North County Water and Sports Therapy Center - April 2021

No matter where you or a loved one are in your mental health journey, books can provide new insights through someone else’s experiences or the medical field’s scientific understanding of mental health. So, in honor of National Library Week (April 4–10) and National Librarian Day (April 16), let’s open up a few contemporary, definitive works on mental health to celebrate books and their availability through our public libraries. ‘Lost Connections: Uncovering the Real Causes of Depression — and the Unexpected Solutions’ by Johann Hari This is one of the most recent mental health books that shocked the world. Featuring interviews with experts across the world, Hari's IN HONOR OF LIBRARIES AND MENTAL HEALTH! TOP 3 BOOKS YOU’LL WANT TO CHECK OUT

book explores his personal quest to understand depression and concrete reasons we experience it. He’s found that certain lost connections with ourselves are often the reason we feel depressed — and, luckily, solutions exist.
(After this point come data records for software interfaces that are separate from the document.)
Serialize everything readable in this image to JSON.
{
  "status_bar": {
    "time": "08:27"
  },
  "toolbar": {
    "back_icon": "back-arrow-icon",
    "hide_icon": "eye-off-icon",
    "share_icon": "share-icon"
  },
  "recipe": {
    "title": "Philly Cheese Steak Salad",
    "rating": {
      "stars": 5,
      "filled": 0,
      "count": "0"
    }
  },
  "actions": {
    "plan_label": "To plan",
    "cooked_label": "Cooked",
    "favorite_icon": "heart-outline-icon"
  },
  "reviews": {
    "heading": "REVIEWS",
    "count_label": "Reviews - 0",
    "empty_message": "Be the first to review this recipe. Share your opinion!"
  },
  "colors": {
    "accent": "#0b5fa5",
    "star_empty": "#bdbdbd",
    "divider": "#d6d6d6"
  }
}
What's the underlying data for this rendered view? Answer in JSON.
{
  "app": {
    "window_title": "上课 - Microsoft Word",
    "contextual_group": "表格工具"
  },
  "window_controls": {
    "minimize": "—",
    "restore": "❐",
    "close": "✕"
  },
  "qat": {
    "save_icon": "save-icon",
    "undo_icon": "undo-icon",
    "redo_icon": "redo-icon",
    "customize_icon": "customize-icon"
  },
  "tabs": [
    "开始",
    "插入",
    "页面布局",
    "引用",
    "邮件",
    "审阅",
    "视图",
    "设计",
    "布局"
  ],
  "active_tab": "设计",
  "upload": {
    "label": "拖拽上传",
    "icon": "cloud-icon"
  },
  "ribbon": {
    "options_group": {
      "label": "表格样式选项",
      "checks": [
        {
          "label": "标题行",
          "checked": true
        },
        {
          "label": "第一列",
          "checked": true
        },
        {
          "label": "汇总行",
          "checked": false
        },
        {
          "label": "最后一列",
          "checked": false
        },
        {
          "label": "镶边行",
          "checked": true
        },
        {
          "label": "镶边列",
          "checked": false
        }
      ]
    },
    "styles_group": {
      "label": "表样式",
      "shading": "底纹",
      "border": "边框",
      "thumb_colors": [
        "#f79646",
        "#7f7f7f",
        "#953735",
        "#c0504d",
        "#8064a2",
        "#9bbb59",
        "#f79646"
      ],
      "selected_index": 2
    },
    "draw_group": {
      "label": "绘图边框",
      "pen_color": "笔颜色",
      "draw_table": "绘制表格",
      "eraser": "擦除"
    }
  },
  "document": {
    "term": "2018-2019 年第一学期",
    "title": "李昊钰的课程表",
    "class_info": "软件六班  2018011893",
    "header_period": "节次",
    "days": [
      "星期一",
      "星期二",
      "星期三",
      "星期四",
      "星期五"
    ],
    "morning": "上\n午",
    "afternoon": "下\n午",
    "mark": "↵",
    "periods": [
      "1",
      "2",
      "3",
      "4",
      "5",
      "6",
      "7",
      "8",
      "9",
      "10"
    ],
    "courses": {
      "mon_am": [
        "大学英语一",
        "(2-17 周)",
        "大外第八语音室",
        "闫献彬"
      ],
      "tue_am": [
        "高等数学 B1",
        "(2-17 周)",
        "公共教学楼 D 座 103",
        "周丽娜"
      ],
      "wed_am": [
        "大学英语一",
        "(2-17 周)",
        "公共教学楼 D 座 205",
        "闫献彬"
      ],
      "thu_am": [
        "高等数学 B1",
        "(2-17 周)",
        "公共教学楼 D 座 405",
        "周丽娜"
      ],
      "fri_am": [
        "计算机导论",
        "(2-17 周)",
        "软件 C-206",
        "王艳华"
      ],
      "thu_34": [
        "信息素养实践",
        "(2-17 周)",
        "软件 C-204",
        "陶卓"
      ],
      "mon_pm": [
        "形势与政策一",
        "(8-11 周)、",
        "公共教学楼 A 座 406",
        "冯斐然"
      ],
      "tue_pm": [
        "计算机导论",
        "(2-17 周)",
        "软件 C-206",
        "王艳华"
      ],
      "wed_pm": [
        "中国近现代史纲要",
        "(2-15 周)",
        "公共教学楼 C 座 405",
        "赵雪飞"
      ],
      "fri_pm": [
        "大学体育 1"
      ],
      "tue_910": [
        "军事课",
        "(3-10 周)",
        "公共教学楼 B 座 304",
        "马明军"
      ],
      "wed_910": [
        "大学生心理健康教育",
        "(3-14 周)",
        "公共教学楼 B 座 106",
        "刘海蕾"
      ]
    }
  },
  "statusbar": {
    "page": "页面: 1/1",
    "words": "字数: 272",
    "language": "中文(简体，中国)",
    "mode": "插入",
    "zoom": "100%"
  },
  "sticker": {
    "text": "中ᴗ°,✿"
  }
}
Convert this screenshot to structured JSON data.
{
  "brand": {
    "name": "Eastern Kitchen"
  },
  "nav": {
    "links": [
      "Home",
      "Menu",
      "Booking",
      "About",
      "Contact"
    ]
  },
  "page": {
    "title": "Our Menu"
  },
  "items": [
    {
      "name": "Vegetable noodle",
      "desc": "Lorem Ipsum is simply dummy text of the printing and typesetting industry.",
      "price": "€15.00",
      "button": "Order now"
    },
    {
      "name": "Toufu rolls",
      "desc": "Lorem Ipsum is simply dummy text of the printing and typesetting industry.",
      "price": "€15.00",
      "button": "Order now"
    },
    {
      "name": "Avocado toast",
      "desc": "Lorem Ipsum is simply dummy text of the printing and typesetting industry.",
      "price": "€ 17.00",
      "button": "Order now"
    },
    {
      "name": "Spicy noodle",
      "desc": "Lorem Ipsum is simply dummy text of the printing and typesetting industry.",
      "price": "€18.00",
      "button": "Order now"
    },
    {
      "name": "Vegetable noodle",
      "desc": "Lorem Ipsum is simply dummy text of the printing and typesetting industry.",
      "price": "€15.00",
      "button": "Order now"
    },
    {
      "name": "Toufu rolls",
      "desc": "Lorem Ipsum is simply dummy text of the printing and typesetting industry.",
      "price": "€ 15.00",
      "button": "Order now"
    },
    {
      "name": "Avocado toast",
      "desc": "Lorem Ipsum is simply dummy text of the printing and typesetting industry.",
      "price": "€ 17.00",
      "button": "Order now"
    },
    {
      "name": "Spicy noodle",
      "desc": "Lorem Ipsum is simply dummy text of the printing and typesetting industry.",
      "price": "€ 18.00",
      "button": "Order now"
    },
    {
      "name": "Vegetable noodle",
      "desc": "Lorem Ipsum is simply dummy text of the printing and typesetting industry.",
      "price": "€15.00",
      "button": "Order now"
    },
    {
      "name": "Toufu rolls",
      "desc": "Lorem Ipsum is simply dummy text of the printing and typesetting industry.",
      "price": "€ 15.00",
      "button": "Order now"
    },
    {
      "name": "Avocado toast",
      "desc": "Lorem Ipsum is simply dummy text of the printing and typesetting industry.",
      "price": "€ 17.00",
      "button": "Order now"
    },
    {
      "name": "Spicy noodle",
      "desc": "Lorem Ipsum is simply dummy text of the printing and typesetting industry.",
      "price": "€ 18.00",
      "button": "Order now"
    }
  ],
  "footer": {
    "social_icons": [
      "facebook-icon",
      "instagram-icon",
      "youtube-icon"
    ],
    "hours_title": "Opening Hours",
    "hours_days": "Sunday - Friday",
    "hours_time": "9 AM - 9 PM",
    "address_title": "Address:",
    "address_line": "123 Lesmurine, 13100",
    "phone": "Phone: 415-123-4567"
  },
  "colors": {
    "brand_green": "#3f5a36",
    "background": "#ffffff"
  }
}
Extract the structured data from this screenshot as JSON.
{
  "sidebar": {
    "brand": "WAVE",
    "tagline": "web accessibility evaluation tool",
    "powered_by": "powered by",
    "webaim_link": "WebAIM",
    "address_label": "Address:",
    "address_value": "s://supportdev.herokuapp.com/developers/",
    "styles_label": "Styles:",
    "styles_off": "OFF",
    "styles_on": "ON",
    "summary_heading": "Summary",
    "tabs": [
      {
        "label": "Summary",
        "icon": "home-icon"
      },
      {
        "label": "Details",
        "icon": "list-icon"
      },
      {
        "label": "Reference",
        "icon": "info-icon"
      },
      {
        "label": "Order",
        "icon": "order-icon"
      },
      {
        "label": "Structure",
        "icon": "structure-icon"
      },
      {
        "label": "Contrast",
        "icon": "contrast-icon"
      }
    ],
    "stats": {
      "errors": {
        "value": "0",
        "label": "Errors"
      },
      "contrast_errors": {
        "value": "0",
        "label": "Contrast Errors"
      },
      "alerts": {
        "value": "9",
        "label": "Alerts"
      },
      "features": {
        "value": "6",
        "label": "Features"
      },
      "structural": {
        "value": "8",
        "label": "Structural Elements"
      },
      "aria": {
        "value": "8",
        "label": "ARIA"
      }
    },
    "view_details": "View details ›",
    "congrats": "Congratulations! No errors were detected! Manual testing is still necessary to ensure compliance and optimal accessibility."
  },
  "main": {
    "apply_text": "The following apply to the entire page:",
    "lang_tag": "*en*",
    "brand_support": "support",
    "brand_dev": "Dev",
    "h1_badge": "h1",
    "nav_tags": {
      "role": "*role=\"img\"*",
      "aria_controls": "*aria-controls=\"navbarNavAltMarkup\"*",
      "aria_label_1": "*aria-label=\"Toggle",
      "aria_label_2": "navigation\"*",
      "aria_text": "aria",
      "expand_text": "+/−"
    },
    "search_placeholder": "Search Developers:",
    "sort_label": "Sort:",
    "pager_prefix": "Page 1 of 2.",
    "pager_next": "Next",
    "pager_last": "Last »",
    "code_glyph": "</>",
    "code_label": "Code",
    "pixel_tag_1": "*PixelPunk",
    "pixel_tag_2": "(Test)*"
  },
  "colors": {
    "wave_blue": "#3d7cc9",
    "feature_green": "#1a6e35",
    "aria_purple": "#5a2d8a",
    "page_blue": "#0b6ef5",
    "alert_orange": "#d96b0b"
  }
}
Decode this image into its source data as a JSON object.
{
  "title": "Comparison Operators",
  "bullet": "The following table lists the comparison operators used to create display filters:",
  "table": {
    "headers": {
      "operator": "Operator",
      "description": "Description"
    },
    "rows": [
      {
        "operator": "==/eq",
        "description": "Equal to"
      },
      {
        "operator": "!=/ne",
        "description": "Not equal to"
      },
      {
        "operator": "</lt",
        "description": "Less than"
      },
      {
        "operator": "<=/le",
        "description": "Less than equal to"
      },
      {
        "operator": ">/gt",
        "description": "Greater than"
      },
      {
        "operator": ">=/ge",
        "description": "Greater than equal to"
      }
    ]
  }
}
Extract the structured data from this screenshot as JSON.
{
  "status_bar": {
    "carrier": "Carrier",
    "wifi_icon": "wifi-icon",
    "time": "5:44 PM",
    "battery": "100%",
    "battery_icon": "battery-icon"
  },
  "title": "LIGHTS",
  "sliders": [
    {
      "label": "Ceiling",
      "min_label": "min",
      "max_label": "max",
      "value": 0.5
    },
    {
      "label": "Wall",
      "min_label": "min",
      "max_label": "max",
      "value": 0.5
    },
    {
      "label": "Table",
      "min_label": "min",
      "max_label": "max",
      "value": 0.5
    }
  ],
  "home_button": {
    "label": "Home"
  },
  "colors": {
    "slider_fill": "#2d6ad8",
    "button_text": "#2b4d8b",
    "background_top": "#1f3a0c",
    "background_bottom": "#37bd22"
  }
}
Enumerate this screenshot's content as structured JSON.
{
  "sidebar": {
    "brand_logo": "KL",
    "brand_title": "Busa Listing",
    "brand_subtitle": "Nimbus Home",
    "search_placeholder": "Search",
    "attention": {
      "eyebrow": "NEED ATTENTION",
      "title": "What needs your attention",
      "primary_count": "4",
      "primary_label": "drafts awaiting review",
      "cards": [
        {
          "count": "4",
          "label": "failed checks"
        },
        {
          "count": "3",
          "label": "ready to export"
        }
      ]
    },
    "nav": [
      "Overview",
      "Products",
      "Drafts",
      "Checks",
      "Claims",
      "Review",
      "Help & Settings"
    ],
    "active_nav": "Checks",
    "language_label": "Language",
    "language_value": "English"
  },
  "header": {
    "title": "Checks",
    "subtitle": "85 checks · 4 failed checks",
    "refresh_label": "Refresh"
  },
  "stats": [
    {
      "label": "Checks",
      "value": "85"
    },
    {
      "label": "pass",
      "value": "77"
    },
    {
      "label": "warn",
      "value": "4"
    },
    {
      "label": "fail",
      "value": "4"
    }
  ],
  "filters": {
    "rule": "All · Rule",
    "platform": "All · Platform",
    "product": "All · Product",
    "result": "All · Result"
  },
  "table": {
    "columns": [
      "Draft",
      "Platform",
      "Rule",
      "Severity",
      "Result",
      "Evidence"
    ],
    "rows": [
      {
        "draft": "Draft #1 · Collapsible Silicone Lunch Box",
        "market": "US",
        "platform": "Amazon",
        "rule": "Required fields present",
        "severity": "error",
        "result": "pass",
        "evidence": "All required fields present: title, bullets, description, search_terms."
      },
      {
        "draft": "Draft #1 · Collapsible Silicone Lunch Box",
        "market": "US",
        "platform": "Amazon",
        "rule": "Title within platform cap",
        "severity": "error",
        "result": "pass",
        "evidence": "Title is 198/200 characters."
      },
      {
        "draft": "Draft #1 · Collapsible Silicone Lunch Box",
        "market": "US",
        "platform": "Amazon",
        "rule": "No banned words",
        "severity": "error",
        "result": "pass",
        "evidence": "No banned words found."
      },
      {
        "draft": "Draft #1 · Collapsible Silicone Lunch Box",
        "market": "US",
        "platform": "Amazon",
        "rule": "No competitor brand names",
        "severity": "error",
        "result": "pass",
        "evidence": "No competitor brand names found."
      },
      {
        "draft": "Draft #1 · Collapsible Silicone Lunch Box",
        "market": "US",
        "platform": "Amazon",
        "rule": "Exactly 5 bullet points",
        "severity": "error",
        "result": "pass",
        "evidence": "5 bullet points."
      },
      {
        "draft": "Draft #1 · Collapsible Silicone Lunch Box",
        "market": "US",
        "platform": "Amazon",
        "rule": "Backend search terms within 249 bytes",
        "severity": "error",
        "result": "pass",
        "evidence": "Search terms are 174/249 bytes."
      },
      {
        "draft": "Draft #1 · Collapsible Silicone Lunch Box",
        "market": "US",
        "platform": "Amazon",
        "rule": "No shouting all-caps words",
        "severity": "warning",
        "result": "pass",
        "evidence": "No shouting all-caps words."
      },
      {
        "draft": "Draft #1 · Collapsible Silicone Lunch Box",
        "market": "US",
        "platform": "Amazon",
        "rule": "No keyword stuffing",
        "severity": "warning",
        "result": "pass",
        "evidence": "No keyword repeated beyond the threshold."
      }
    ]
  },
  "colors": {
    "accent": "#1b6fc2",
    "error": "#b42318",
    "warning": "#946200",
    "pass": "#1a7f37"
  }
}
Even Elton John loves the book, saying, “If you have ever been down, or felt lost, this amazing book will change your life. Do yourself a favor — read it now."

‘Cognitive Behavioral Therapy Made Simple: 10 Strategies for Managing Anxiety, Depression, Anger, Panic, and Worry’ by Seth J. Gillihan, Ph.D. Too anxious to go into therapy? Thankfully, you can practice cognitive behavioral therapy on yourself in a few ways. Start your healing process today with this easy-to-understand yet medically sophisticated workbook, which contains 10 soothing strategies like setting goals, maintaining mindfulness, and more. You can also use this workbook in tandem with clinical cognitive behavioral therapy or post-therapy. ‘This Is Depression: A Comprehensive, Compassionate Guide for Anyone Who Wants to Understand Depression’ by Dr. Diane McIntosh Are you completely lost about what depression is exactly? Is it a clinical or emotional issue, or both? Whether for a loved one’s sake or your own, this book can give you a thorough understanding of depression that a simple Google search simply can’t offer. You’ll love Dr. Diane McIntosh’s evidence- based approach to showing the causes, impact, and treatment of depression. Even if your local library is still closed due to the pandemic, we hope you check one of these — or any book — out! And if you have a great book recommendation, we’d love to hear it. Have a wonderful, book-filled April, friends.



1 cup old-fashioned oats

1 1/2 cups fresh rhubarb, chopped

3/4 cup all-purpose flour

1 cup packed brown sugar, divided

1/2 cup sweetened shredded coconut

1 tsp fresh lemon juice

1/2 tsp salt

4 tbsp water, divided

1/3 cup butter, melted

4 tsp cornstarch


1. Preheat oven to 350 F and grease an 8-inch square baking dish. 2. In a medium saucepan, bring rhubarb, 1/2 cup brown sugar, lemon juice, and 3 tbsp water to a boil. 3. Reduce heat to medium and cook until rhubarb is tender (about 5 minutes). 4. In a small bowl, combine cornstarch and remaining water, stirring until smooth. 5. Gradually add to the rhubarb mixture, return to a boil, and cook until thickened. Remove from heat and set aside. 6. In a large bowl, combine oats, flour, coconut, salt, and remaining brown sugar. Stir in butter until mixture is crumbly. 7. Press half of the oat mixture into the prepared baking dish, spread rhubarb mixture on top, then sprinkle with remaining oat mixture. 8. Bake 25–30 minutes until golden brown. Cool completely before enjoying! 3 (858) 675-1133 Inspired by

Made with FlippingBook - Online Brochure Maker